Tom went to work immediately on finding such resources for the 2014 CMS national conference in St. Louis. The universities in the immediate area were extremely limited in their ability to meet our members’ needs, but farther out in the state Tom struck gold, first with the Central Missouri University new music ensemble’s Director, saxophone virtuoso and multi-media specialist Eric Honour, and later with Patrick Clark, interim new music director at the University of Missouri. An Italian saxophone quartet also volunteered their services, as they would be in residence nearby at that time, but by the time they made that known to us we were already preparing this year’s Call for Scores.

As always, the Calls for Scores were made primarily by Peter Park, with input from the Composition Board, and so this year CMS members were asked to submit works in four categories: the traditional composer-provided performer area (which due to the natural exigencies of budget and travel generally results in a terrific array of solo pieces with and without piano), a new category for electroacoustic works and multi-media, that Dr. Honour would curate, another specifically for saxophone or saxophone with electroacoustic sounds, that Dr. Honour would perform, and lastly one for larger, “Pierrot”-type ensemble, for which the universities could supply the forces, equipment, etc. These calls resulted in 162 submissions, which were all vetted in December and early January of this year, and the results passed on to the various performing entities for further refinement. We hope to notify selected composers very soon; such composers will have their music presented on a reduced number of composer concerts during the proceedings of this year’s conference at the St. Louis Ritz-Carlton. October 30 – November 1, 2014. I cannot thank the selfless efforts of Eric Honour, Thomas Wells, and the Composition Advisory Board (including its student member, Garret Schumann) enough for what they have done to ensure that CMS composers can receive the highest level of performance under the circumstances.

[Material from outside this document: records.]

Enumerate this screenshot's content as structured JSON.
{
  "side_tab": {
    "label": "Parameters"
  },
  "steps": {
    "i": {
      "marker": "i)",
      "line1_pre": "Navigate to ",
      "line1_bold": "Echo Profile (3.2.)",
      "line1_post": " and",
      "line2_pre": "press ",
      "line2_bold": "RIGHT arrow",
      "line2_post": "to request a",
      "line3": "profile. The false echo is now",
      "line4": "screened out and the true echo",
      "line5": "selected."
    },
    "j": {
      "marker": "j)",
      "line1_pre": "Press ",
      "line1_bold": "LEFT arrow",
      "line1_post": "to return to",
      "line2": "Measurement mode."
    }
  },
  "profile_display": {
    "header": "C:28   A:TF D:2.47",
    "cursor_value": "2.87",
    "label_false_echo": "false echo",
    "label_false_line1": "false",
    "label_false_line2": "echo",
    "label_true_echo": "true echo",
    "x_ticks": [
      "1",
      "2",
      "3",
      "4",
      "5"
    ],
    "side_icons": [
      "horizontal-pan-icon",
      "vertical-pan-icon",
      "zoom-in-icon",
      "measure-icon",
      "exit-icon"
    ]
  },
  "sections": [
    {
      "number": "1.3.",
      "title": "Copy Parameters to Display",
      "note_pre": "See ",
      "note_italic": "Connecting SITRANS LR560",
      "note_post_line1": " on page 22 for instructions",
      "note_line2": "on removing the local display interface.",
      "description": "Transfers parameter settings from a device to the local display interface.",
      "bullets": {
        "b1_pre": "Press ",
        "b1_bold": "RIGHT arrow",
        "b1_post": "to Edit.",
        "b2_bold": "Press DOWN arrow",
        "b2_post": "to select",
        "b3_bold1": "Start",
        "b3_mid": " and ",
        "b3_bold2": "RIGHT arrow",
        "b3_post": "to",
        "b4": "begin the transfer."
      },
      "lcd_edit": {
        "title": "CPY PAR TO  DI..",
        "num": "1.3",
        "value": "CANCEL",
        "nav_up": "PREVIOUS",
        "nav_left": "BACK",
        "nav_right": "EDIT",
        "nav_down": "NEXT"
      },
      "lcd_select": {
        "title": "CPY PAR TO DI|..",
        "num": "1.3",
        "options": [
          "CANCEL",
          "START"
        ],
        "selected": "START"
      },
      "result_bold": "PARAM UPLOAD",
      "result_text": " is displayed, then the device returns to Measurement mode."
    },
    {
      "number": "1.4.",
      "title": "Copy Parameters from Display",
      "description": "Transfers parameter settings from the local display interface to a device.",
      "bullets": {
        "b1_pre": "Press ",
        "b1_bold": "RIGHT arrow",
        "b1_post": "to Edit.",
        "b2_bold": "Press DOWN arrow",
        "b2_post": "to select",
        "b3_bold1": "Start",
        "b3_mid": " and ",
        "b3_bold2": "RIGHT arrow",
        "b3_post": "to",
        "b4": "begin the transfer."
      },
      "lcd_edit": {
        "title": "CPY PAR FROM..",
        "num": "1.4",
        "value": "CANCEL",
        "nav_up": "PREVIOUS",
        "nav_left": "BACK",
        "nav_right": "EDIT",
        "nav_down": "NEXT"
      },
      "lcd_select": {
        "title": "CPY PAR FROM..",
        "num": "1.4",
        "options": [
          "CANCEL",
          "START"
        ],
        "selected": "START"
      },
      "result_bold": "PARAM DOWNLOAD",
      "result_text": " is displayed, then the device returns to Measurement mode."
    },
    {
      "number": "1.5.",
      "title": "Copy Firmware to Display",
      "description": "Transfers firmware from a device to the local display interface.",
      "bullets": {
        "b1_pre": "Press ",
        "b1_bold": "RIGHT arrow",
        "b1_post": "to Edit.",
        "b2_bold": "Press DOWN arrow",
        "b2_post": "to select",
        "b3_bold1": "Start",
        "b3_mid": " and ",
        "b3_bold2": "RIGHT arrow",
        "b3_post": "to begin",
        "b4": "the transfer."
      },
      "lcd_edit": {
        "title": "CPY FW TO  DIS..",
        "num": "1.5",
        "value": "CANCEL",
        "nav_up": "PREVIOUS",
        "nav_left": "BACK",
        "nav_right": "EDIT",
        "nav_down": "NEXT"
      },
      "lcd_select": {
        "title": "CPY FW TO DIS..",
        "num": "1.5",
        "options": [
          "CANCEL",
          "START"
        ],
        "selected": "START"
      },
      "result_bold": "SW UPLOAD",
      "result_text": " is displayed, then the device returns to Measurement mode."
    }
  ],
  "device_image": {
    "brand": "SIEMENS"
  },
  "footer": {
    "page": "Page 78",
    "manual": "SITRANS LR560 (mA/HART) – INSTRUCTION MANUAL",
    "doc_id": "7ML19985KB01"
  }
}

I am continuing into my third, and final year of serving CMS in this capacity. I thank Samuel Magrill and his nominating committee for making sure that whoever follows me in this position will do so with at least the same care, consideration, and enthusiasm, and hopefully even more.